If you follow the generic Ydb pattern: for each document that changed locally (whether server or client), you could ask the other peer to send a sync step 1 if it changed locally (introducing sync step 0). You should absolutely work around the normal sync protocol when syncing millions of documents. For live collaborating on a single document, it is great. But in your case you might focus on the big picture instead and optimize later. You could even request the complete document (no sync steps) without a big performance hit (This is how every other note editing app works). It would increase network traffic, but it would reduce database access.
The described bulk sync process has proven to work nicely and minimize data transfer.
0a. For every change on the client, the client writes a “dirty” record identifying a changed document.
0b. For every doc on the server, the server keeps the last update time.
- On connection established, the client sends a Sync Step 0 for each dirty record.
- The server responds with Sync Step 1.
- The client responds with Sync Step 2 and clears the corresponding dirty record.
- The client sends “Get” Step 1 with the date of the last GS1, or -Inf.
- The server responds with GS2, the list of docs that have changed since the provided date.
- The client sends SS1 for each doc.
- The server responds with SS2 for each doc.
If your connection is live, you could technically not write a dirty record on client updates, since the receiver probably got the update, but I think the redundancy provided by not clearing the dirty record until you receive an SS1 for it is cozy and doesn’t result in much duplicate work in practice.
Like you said, for P2P it seems like you’d just do the same bookkeeping as above, but for each known peer.
The approach also has a nice signal-to-noise ratio in regards to knowing when to update secondary stores, like search indexes or a relational DB that follows a YJS doc.
Neat, this is super valuable @braden. Thanks for sharing!
Just to clarify this for other people who are looking to implement something similar:
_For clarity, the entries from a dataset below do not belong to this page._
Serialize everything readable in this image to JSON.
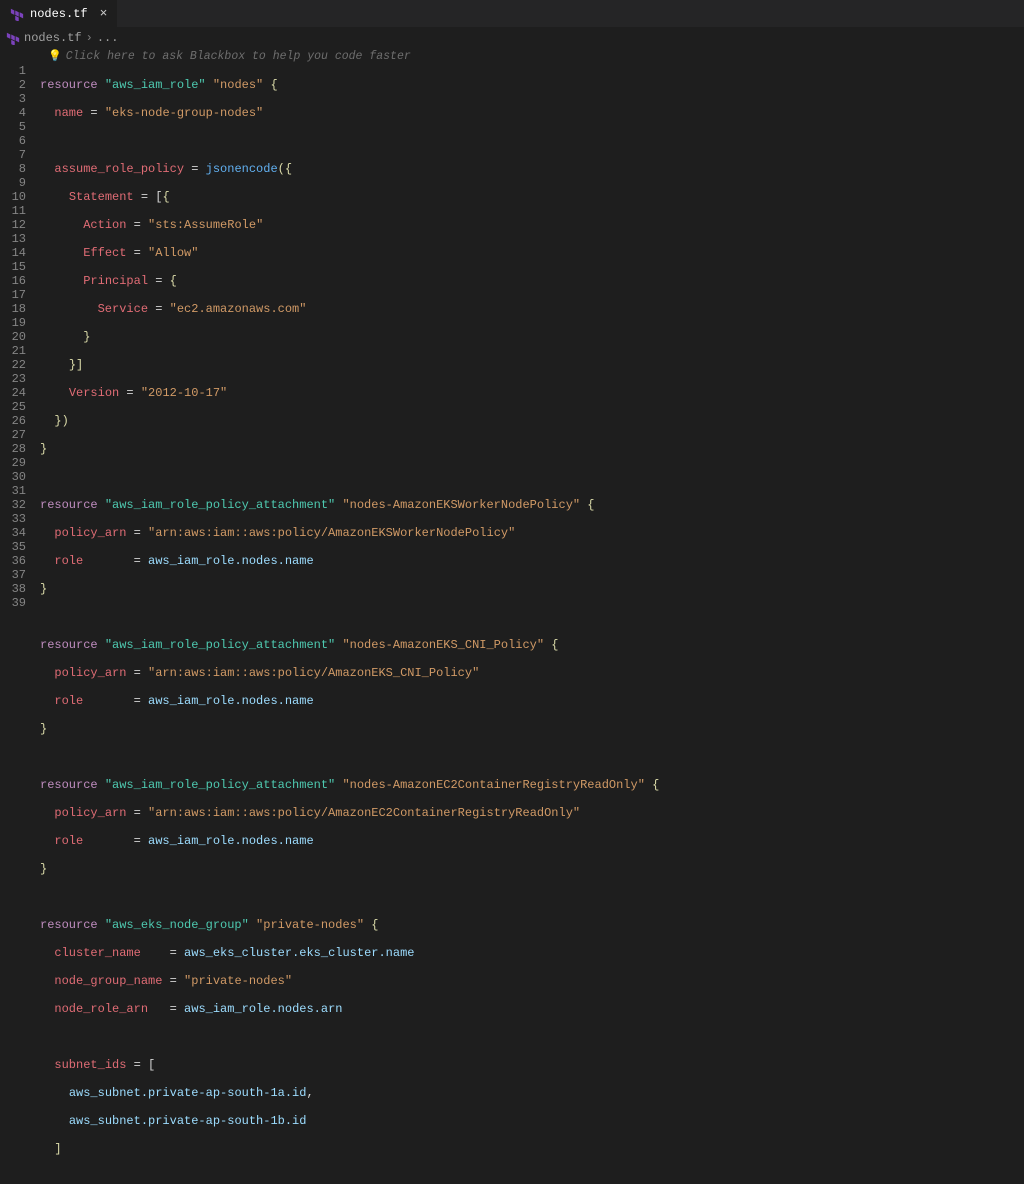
{
  "tab": {
    "filename": "nodes.tf",
    "close": "×"
  },
  "breadcrumb": {
    "filename": "nodes.tf",
    "trail": "..."
  },
  "hint": {
    "bulb": "💡",
    "text": "Click here to ask Blackbox to help you code faster"
  },
  "lineNumbers": [
    "1",
    "2",
    "3",
    "4",
    "5",
    "6",
    "7",
    "8",
    "9",
    "10",
    "11",
    "12",
    "13",
    "14",
    "15",
    "16",
    "17",
    "18",
    "19",
    "20",
    "21",
    "22",
    "23",
    "24",
    "25",
    "26",
    "27",
    "28",
    "29",
    "30",
    "31",
    "32",
    "33",
    "34",
    "35",
    "36",
    "37",
    "38",
    "39"
  ],
  "code": {
    "r1": {
      "kw": "resource",
      "type": "\"aws_iam_role\"",
      "name": "\"nodes\"",
      "br": "{"
    },
    "l2": {
      "prop": "name",
      "eq": " = ",
      "val": "\"eks-node-group-nodes\""
    },
    "l4": {
      "prop": "assume_role_policy",
      "eq": " = ",
      "fn": "jsonencode",
      "paren": "({"
    },
    "l5": {
      "prop": "Statement",
      "eq": " = [",
      "br": "{"
    },
    "l6": {
      "prop": "Action",
      "eq": " = ",
      "val": "\"sts:AssumeRole\""
    },
    "l7": {
      "prop": "Effect",
      "eq": " = ",
      "val": "\"Allow\""
    },
    "l8": {
      "prop": "Principal",
      "eq": " = ",
      "br": "{"
    },
    "l9": {
      "prop": "Service",
      "eq": " = ",
      "val": "\"ec2.amazonaws.com\""
    },
    "l10": {
      "br": "}"
    },
    "l11": {
      "br": "}]"
    },
    "l12": {
      "prop": "Version",
      "eq": " = ",
      "val": "\"2012-10-17\""
    },
    "l13": {
      "br": "})"
    },
    "l14": {
      "br": "}"
    },
    "r16": {
      "kw": "resource",
      "type": "\"aws_iam_role_policy_attachment\"",
      "name": "\"nodes-AmazonEKSWorkerNodePolicy\"",
      "br": "{"
    },
    "l17": {
      "prop": "policy_arn",
      "eq": " = ",
      "val": "\"arn:aws:iam::aws:policy/AmazonEKSWorkerNodePolicy\""
    },
    "l18": {
      "prop": "role",
      "pad": "       = ",
      "ref": "aws_iam_role.nodes.name"
    },
    "l19": {
      "br": "}"
    },
    "r21": {
      "kw": "resource",
      "type": "\"aws_iam_role_policy_attachment\"",
      "name": "\"nodes-AmazonEKS_CNI_Policy\"",
      "br": "{"
    },
    "l22": {
      "prop": "policy_arn",
      "eq": " = ",
      "val": "\"arn:aws:iam::aws:policy/AmazonEKS_CNI_Policy\""
    },
    "l23": {
      "prop": "role",
      "pad": "       = ",
      "ref": "aws_iam_role.nodes.name"
    },
    "l24": {
      "br": "}"
    },
    "r26": {
      "kw": "resource",
      "type": "\"aws_iam_role_policy_attachment\"",
      "name": "\"nodes-AmazonEC2ContainerRegistryReadOnly\"",
      "br": "{"
    },
    "l27": {
      "prop": "policy_arn",
      "eq": " = ",
      "val": "\"arn:aws:iam::aws:policy/AmazonEC2ContainerRegistryReadOnly\""
    },
    "l28": {
      "prop": "role",
      "pad": "       = ",
      "ref": "aws_iam_role.nodes.name"
    },
    "l29": {
      "br": "}"
    },
    "r31": {
      "kw": "resource",
      "type": "\"aws_eks_node_group\"",
      "name": "\"private-nodes\"",
      "br": "{"
    },
    "l32": {
      "prop": "cluster_name",
      "pad": "    = ",
      "ref": "aws_eks_cluster.eks_cluster.name"
    },
    "l33": {
      "prop": "node_group_name",
      "eq": " = ",
      "val": "\"private-nodes\""
    },
    "l34": {
      "prop": "node_role_arn",
      "pad": "   = ",
      "ref": "aws_iam_role.nodes.arn"
    },
    "l36": {
      "prop": "subnet_ids",
      "eq": " = [",
      "br": ""
    },
    "l37": {
      "ref": "aws_subnet.private-ap-south-1a.id",
      "comma": ","
    },
    "l38": {
      "ref": "aws_subnet.private-ap-south-1b.id"
    },
    "l39": {
      "br": "]"
    }
  }
}
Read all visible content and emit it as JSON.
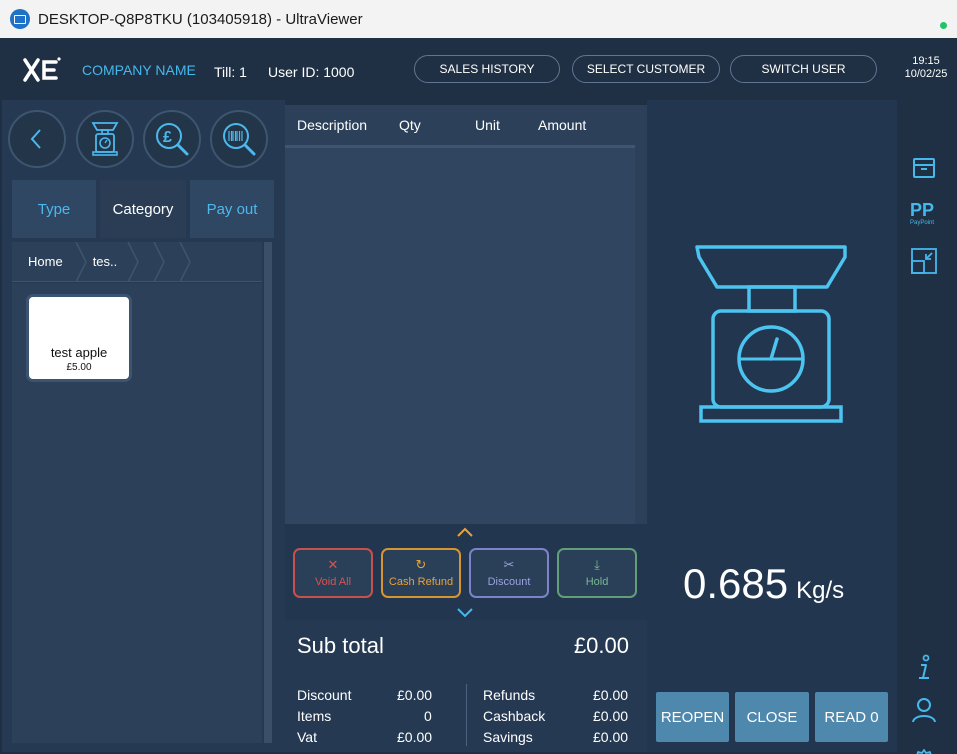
{
  "window": {
    "title": "DESKTOP-Q8P8TKU (103405918) - UltraViewer"
  },
  "header": {
    "logo": "XE",
    "company_name": "COMPANY NAME",
    "till": "Till: 1",
    "user_id": "User ID: 1000",
    "buttons": {
      "sales_history": "SALES HISTORY",
      "select_customer": "SELECT CUSTOMER",
      "switch_user": "SWITCH USER"
    },
    "time": "19:15",
    "date": "10/02/25"
  },
  "left": {
    "round_buttons": [
      "back-icon",
      "scale-icon",
      "price-lookup-icon",
      "barcode-search-icon"
    ],
    "tabs": {
      "type": "Type",
      "category": "Category",
      "pay_out": "Pay out"
    },
    "breadcrumb": {
      "home": "Home",
      "current": "tes.."
    },
    "products": [
      {
        "name": "test apple",
        "price": "£5.00"
      }
    ]
  },
  "order": {
    "columns": {
      "description": "Description",
      "qty": "Qty",
      "unit": "Unit",
      "amount": "Amount"
    },
    "actions": {
      "void_all": "Void All",
      "cash_refund": "Cash Refund",
      "discount": "Discount",
      "hold": "Hold"
    },
    "subtotal_label": "Sub total",
    "subtotal_value": "£0.00",
    "summary_left": [
      {
        "label": "Discount",
        "value": "£0.00"
      },
      {
        "label": "Items",
        "value": "0"
      },
      {
        "label": "Vat",
        "value": "£0.00"
      }
    ],
    "summary_right": [
      {
        "label": "Refunds",
        "value": "£0.00"
      },
      {
        "label": "Cashback",
        "value": "£0.00"
      },
      {
        "label": "Savings",
        "value": "£0.00"
      }
    ]
  },
  "scale": {
    "weight": "0.685",
    "unit": "Kg/s"
  },
  "bottom_buttons": {
    "reopen": "REOPEN",
    "close": "CLOSE",
    "read": "READ 0"
  },
  "sidebar": {
    "paypoint_label": "PayPoint",
    "icons": [
      "drawer-icon",
      "paypoint-icon",
      "resize-icon",
      "info-icon",
      "user-icon",
      "settings-icon"
    ]
  },
  "colors": {
    "accent": "#45b8ec",
    "void": "#d9534f",
    "refund": "#e8a33a",
    "discount": "#8a8fd6",
    "hold": "#6fae85",
    "bottom_button": "#4f88ad"
  }
}
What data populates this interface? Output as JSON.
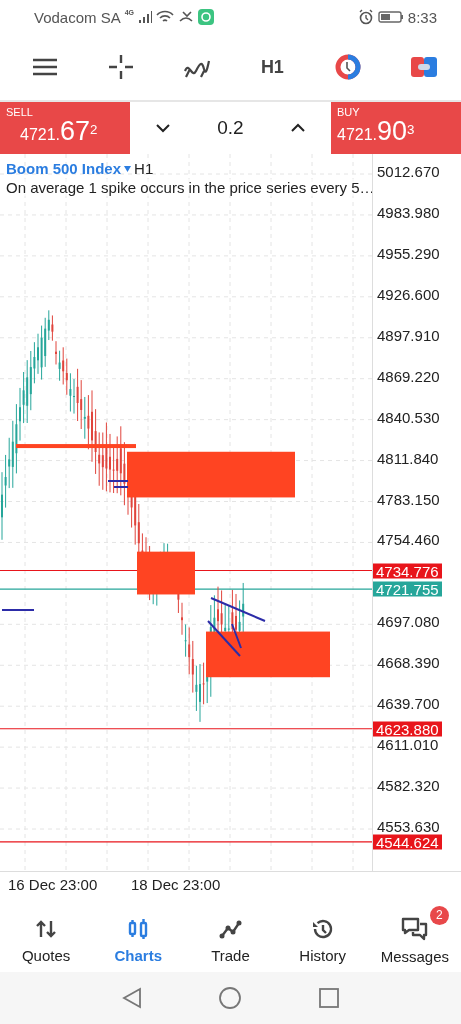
{
  "status_bar": {
    "carrier": "Vodacom SA",
    "network": "4G",
    "time": "8:33"
  },
  "toolbar": {
    "timeframe": "H1"
  },
  "trade_bar": {
    "sell": {
      "label": "SELL",
      "price_main": "4721.",
      "price_big": "67",
      "price_sup": "2"
    },
    "volume": "0.2",
    "buy": {
      "label": "BUY",
      "price_main": "4721.",
      "price_big": "90",
      "price_sup": "3"
    }
  },
  "chart": {
    "symbol": "Boom 500 Index",
    "timeframe": "H1",
    "description": "On average 1 spike occurs in the price series every 5…",
    "price_ticks": [
      "5012.670",
      "4983.980",
      "4955.290",
      "4926.600",
      "4897.910",
      "4869.220",
      "4840.530",
      "4811.840",
      "4783.150",
      "4754.460",
      "4697.080",
      "4668.390",
      "4639.700",
      "4611.010",
      "4582.320",
      "4553.630"
    ],
    "price_lines": [
      {
        "label": "4734.776",
        "color": "#e8151b"
      },
      {
        "label": "4721.755",
        "color": "#26a69a"
      },
      {
        "label": "4623.880",
        "color": "#e8151b"
      },
      {
        "label": "4544.624",
        "color": "#e8151b"
      }
    ],
    "time_labels": [
      "16 Dec 23:00",
      "18 Dec 23:00"
    ]
  },
  "bottom_nav": [
    {
      "label": "Quotes",
      "kind": "quotes",
      "selected": false
    },
    {
      "label": "Charts",
      "kind": "charts",
      "selected": true
    },
    {
      "label": "Trade",
      "kind": "trade",
      "selected": false
    },
    {
      "label": "History",
      "kind": "history",
      "selected": false
    },
    {
      "label": "Messages",
      "kind": "messages",
      "selected": false,
      "badge": "2"
    }
  ]
}
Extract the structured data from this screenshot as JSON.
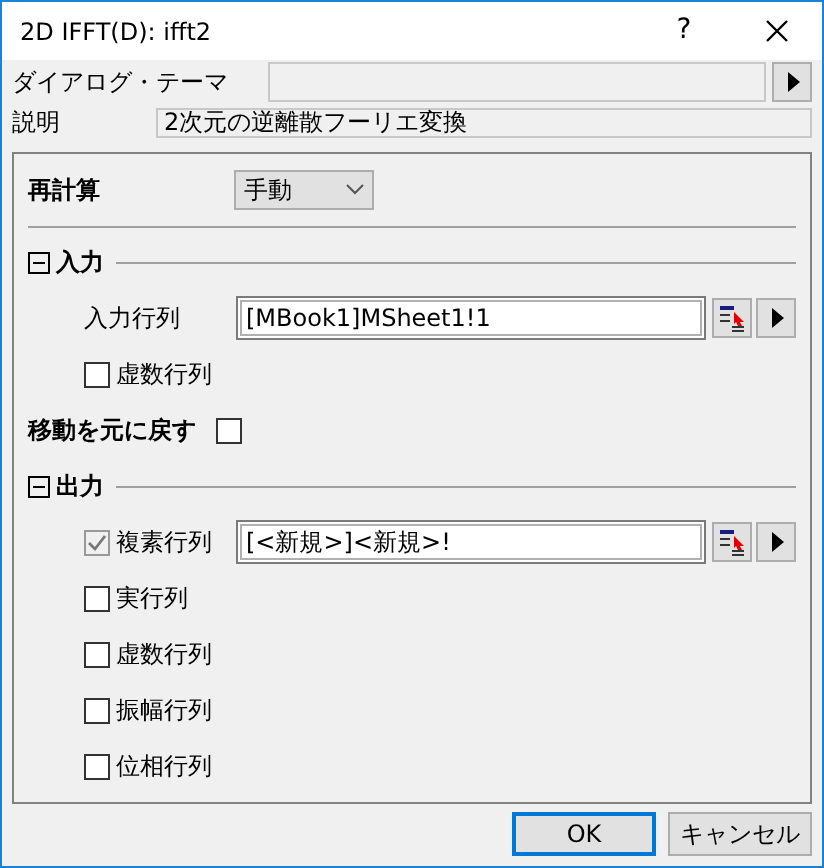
{
  "window": {
    "title": "2D IFFT(D): ifft2",
    "help": "?"
  },
  "theme": {
    "label": "ダイアログ・テーマ"
  },
  "description": {
    "label": "説明",
    "value": "2次元の逆離散フーリエ変換"
  },
  "items": [
    {
      "kind": "dropdown",
      "label": "再計算",
      "value": "手動"
    },
    {
      "kind": "section",
      "label": "入力",
      "expanded": true,
      "children": [
        {
          "kind": "field",
          "label": "入力行列",
          "value": "[MBook1]MSheet1!1"
        },
        {
          "kind": "checkbox",
          "label": "虚数行列",
          "checked": false,
          "disabled": false
        }
      ]
    },
    {
      "kind": "option",
      "label": "移動を元に戻す",
      "checked": false
    },
    {
      "kind": "section",
      "label": "出力",
      "expanded": true,
      "children": [
        {
          "kind": "checkfield",
          "label": "複素行列",
          "checked": true,
          "disabled": true,
          "value": "[<新規>]<新規>!"
        },
        {
          "kind": "checkbox",
          "label": "実行列",
          "checked": false,
          "disabled": false
        },
        {
          "kind": "checkbox",
          "label": "虚数行列",
          "checked": false,
          "disabled": false
        },
        {
          "kind": "checkbox",
          "label": "振幅行列",
          "checked": false,
          "disabled": false
        },
        {
          "kind": "checkbox",
          "label": "位相行列",
          "checked": false,
          "disabled": false
        }
      ]
    }
  ],
  "buttons": [
    {
      "label": "OK",
      "default": true
    },
    {
      "label": "キャンセル",
      "default": false
    }
  ]
}
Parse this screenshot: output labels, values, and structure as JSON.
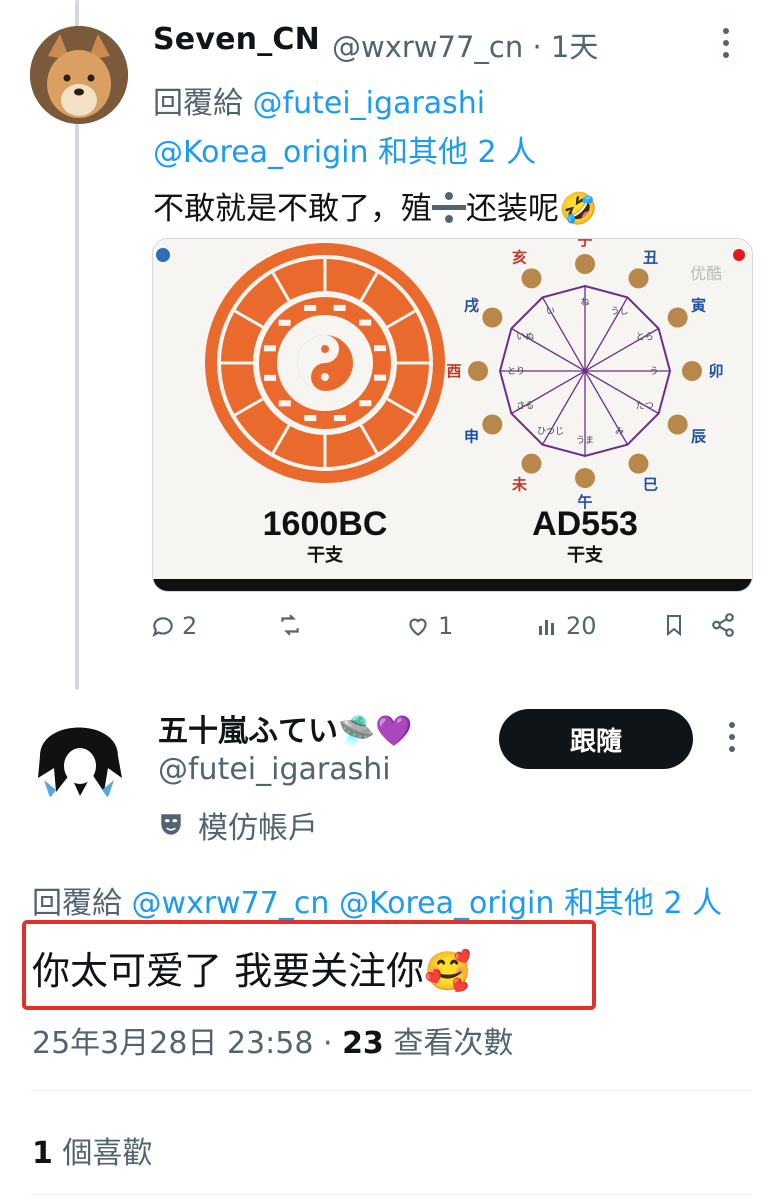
{
  "tweet1": {
    "display_name": "Seven_CN",
    "handle_time": "@wxrw77_cn · 1天",
    "reply_prefix": "回覆給",
    "reply_user1": "@futei_igarashi",
    "reply_user2": "@Korea_origin",
    "reply_others": "和其他 2 人",
    "text": "不敢就是不敢了，殖",
    "text_tail": "还装呢",
    "text_emoji": "🤣",
    "media": {
      "left_label": "1600BC",
      "left_sub": "干支",
      "right_label": "AD553",
      "right_sub": "干支",
      "watermark": "优酷",
      "zodiac_kanji": [
        "子",
        "丑",
        "寅",
        "卯",
        "辰",
        "巳",
        "午",
        "未",
        "申",
        "酉",
        "戌",
        "亥"
      ],
      "zodiac_kana": [
        "ね",
        "うし",
        "とら",
        "う",
        "たつ",
        "み",
        "うま",
        "ひつじ",
        "さる",
        "とり",
        "いぬ",
        "い"
      ]
    },
    "actions": {
      "replies": "2",
      "likes": "1",
      "views": "20"
    }
  },
  "tweet2": {
    "display_name": "五十嵐ふてい",
    "name_emoji": "🛸💜",
    "handle": "@futei_igarashi",
    "follow_label": "跟隨",
    "impersonation_label": "模仿帳戶",
    "reply_prefix": "回覆給",
    "reply_user1": "@wxrw77_cn",
    "reply_user2": "@Korea_origin",
    "reply_others": "和其他 2 人",
    "text": "你太可爱了 我要关注你",
    "text_emoji": "🥰",
    "timestamp": "25年3月28日 23:58",
    "views_count": "23",
    "views_label": "查看次數",
    "likes_count": "1",
    "likes_label": "個喜歡"
  },
  "colors": {
    "link": "#1d9bf0",
    "muted": "#536471",
    "highlight": "#e0322b",
    "follow_bg": "#0f1419"
  }
}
Sync Step 1/2 are defined in the y-protocols package. SS1 is simply a state vector. SS2 are the computed differences. https://docs.yjs.dev/api/document-updates#update-api
“Get Step” is described in Question regarding updates and state vectors in y-leveldb
GS1: A message containing a timestamp of the date when all documents were last synced.
GS2: A message containing all documents that changes since GS1.
Just a note: You have to be careful that you don’t rely on all messages working. The connection could break up before you synced all documents. This is why you should update the “last synced”/GS1 timestamp only when all documents in GS2 were synced.